START Data under study
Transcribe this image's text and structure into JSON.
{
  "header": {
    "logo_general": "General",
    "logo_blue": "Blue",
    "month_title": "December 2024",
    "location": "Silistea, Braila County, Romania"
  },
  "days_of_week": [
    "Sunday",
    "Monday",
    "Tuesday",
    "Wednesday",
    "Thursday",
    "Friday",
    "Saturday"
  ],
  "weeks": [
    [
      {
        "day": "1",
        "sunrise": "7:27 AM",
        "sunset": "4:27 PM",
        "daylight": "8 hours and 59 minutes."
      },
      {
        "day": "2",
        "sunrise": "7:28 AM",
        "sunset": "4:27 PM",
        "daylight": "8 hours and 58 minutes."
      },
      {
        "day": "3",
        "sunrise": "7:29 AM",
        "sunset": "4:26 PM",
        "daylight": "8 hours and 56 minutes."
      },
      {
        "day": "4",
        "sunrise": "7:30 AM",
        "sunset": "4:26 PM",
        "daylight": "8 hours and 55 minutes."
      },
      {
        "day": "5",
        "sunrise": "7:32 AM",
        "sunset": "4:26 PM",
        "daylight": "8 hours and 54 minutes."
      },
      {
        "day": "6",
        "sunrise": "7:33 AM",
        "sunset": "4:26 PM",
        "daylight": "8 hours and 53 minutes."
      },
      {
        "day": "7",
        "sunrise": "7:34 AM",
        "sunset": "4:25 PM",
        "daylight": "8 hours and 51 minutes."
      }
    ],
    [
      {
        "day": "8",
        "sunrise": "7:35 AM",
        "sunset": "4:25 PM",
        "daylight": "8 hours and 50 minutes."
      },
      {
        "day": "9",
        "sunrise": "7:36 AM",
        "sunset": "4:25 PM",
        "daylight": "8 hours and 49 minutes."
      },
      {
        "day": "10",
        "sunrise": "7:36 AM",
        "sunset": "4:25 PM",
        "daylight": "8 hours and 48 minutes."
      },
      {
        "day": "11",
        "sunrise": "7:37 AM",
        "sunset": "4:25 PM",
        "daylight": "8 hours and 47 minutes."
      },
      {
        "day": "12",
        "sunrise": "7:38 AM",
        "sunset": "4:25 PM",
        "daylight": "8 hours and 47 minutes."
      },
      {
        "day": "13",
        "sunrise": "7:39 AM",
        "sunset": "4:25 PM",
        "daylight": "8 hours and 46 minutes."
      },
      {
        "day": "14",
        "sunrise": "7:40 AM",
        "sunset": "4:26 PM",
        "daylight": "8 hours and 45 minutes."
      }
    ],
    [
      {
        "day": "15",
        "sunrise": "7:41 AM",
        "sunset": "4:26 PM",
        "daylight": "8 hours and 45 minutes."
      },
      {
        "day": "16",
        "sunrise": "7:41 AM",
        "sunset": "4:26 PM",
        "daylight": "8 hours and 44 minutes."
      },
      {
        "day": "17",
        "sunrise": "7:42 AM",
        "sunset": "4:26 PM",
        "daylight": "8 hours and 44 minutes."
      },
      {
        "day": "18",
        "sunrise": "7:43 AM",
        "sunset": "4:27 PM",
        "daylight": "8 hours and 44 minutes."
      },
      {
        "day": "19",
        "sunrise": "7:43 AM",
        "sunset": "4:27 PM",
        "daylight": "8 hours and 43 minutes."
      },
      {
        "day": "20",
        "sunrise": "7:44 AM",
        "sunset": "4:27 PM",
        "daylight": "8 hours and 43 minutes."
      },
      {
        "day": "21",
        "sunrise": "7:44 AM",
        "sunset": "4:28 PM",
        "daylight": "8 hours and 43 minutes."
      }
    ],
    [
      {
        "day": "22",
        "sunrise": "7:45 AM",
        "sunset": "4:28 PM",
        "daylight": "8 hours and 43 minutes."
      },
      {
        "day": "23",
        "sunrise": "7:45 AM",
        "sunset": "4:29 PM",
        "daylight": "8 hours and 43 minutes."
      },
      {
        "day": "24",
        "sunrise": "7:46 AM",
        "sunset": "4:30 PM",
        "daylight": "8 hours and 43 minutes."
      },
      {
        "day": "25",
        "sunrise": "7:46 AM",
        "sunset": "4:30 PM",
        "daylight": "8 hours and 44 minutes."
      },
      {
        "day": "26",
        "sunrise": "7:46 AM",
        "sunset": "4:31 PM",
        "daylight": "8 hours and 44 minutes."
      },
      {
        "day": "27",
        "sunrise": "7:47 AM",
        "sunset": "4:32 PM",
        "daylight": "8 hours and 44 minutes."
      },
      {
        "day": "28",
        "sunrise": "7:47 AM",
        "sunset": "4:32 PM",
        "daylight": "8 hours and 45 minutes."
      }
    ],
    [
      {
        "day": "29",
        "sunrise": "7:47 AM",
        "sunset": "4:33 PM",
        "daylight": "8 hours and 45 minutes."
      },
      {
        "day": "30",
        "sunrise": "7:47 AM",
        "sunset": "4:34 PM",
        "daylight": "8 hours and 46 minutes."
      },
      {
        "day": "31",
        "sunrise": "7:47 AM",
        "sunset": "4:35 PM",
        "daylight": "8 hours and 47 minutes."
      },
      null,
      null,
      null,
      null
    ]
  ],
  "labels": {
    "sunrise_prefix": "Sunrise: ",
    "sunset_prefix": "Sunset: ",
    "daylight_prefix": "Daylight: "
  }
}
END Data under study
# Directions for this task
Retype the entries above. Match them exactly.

# Response area
Transcribe this image's text and structure into JSON.
{
  "header": {
    "logo_general": "General",
    "logo_blue": "Blue",
    "month_title": "December 2024",
    "location": "Silistea, Braila County, Romania"
  },
  "days_of_week": [
    "Sunday",
    "Monday",
    "Tuesday",
    "Wednesday",
    "Thursday",
    "Friday",
    "Saturday"
  ],
  "weeks": [
    [
      {
        "day": "1",
        "sunrise": "7:27 AM",
        "sunset": "4:27 PM",
        "daylight": "8 hours and 59 minutes."
      },
      {
        "day": "2",
        "sunrise": "7:28 AM",
        "sunset": "4:27 PM",
        "daylight": "8 hours and 58 minutes."
      },
      {
        "day": "3",
        "sunrise": "7:29 AM",
        "sunset": "4:26 PM",
        "daylight": "8 hours and 56 minutes."
      },
      {
        "day": "4",
        "sunrise": "7:30 AM",
        "sunset": "4:26 PM",
        "daylight": "8 hours and 55 minutes."
      },
      {
        "day": "5",
        "sunrise": "7:32 AM",
        "sunset": "4:26 PM",
        "daylight": "8 hours and 54 minutes."
      },
      {
        "day": "6",
        "sunrise": "7:33 AM",
        "sunset": "4:26 PM",
        "daylight": "8 hours and 53 minutes."
      },
      {
        "day": "7",
        "sunrise": "7:34 AM",
        "sunset": "4:25 PM",
        "daylight": "8 hours and 51 minutes."
      }
    ],
    [
      {
        "day": "8",
        "sunrise": "7:35 AM",
        "sunset": "4:25 PM",
        "daylight": "8 hours and 50 minutes."
      },
      {
        "day": "9",
        "sunrise": "7:36 AM",
        "sunset": "4:25 PM",
        "daylight": "8 hours and 49 minutes."
      },
      {
        "day": "10",
        "sunrise": "7:36 AM",
        "sunset": "4:25 PM",
        "daylight": "8 hours and 48 minutes."
      },
      {
        "day": "11",
        "sunrise": "7:37 AM",
        "sunset": "4:25 PM",
        "daylight": "8 hours and 47 minutes."
      },
      {
        "day": "12",
        "sunrise": "7:38 AM",
        "sunset": "4:25 PM",
        "daylight": "8 hours and 47 minutes."
      },
      {
        "day": "13",
        "sunrise": "7:39 AM",
        "sunset": "4:25 PM",
        "daylight": "8 hours and 46 minutes."
      },
      {
        "day": "14",
        "sunrise": "7:40 AM",
        "sunset": "4:26 PM",
        "daylight": "8 hours and 45 minutes."
      }
    ],
    [
      {
        "day": "15",
        "sunrise": "7:41 AM",
        "sunset": "4:26 PM",
        "daylight": "8 hours and 45 minutes."
      },
      {
        "day": "16",
        "sunrise": "7:41 AM",
        "sunset": "4:26 PM",
        "daylight": "8 hours and 44 minutes."
      },
      {
        "day": "17",
        "sunrise": "7:42 AM",
        "sunset": "4:26 PM",
        "daylight": "8 hours and 44 minutes."
      },
      {
        "day": "18",
        "sunrise": "7:43 AM",
        "sunset": "4:27 PM",
        "daylight": "8 hours and 44 minutes."
      },
      {
        "day": "19",
        "sunrise": "7:43 AM",
        "sunset": "4:27 PM",
        "daylight": "8 hours and 43 minutes."
      },
      {
        "day": "20",
        "sunrise": "7:44 AM",
        "sunset": "4:27 PM",
        "daylight": "8 hours and 43 minutes."
      },
      {
        "day": "21",
        "sunrise": "7:44 AM",
        "sunset": "4:28 PM",
        "daylight": "8 hours and 43 minutes."
      }
    ],
    [
      {
        "day": "22",
        "sunrise": "7:45 AM",
        "sunset": "4:28 PM",
        "daylight": "8 hours and 43 minutes."
      },
      {
        "day": "23",
        "sunrise": "7:45 AM",
        "sunset": "4:29 PM",
        "daylight": "8 hours and 43 minutes."
      },
      {
        "day": "24",
        "sunrise": "7:46 AM",
        "sunset": "4:30 PM",
        "daylight": "8 hours and 43 minutes."
      },
      {
        "day": "25",
        "sunrise": "7:46 AM",
        "sunset": "4:30 PM",
        "daylight": "8 hours and 44 minutes."
      },
      {
        "day": "26",
        "sunrise": "7:46 AM",
        "sunset": "4:31 PM",
        "daylight": "8 hours and 44 minutes."
      },
      {
        "day": "27",
        "sunrise": "7:47 AM",
        "sunset": "4:32 PM",
        "daylight": "8 hours and 44 minutes."
      },
      {
        "day": "28",
        "sunrise": "7:47 AM",
        "sunset": "4:32 PM",
        "daylight": "8 hours and 45 minutes."
      }
    ],
    [
      {
        "day": "29",
        "sunrise": "7:47 AM",
        "sunset": "4:33 PM",
        "daylight": "8 hours and 45 minutes."
      },
      {
        "day": "30",
        "sunrise": "7:47 AM",
        "sunset": "4:34 PM",
        "daylight": "8 hours and 46 minutes."
      },
      {
        "day": "31",
        "sunrise": "7:47 AM",
        "sunset": "4:35 PM",
        "daylight": "8 hours and 47 minutes."
      },
      null,
      null,
      null,
      null
    ]
  ],
  "labels": {
    "sunrise_prefix": "Sunrise: ",
    "sunset_prefix": "Sunset: ",
    "daylight_prefix": "Daylight: "
  }
}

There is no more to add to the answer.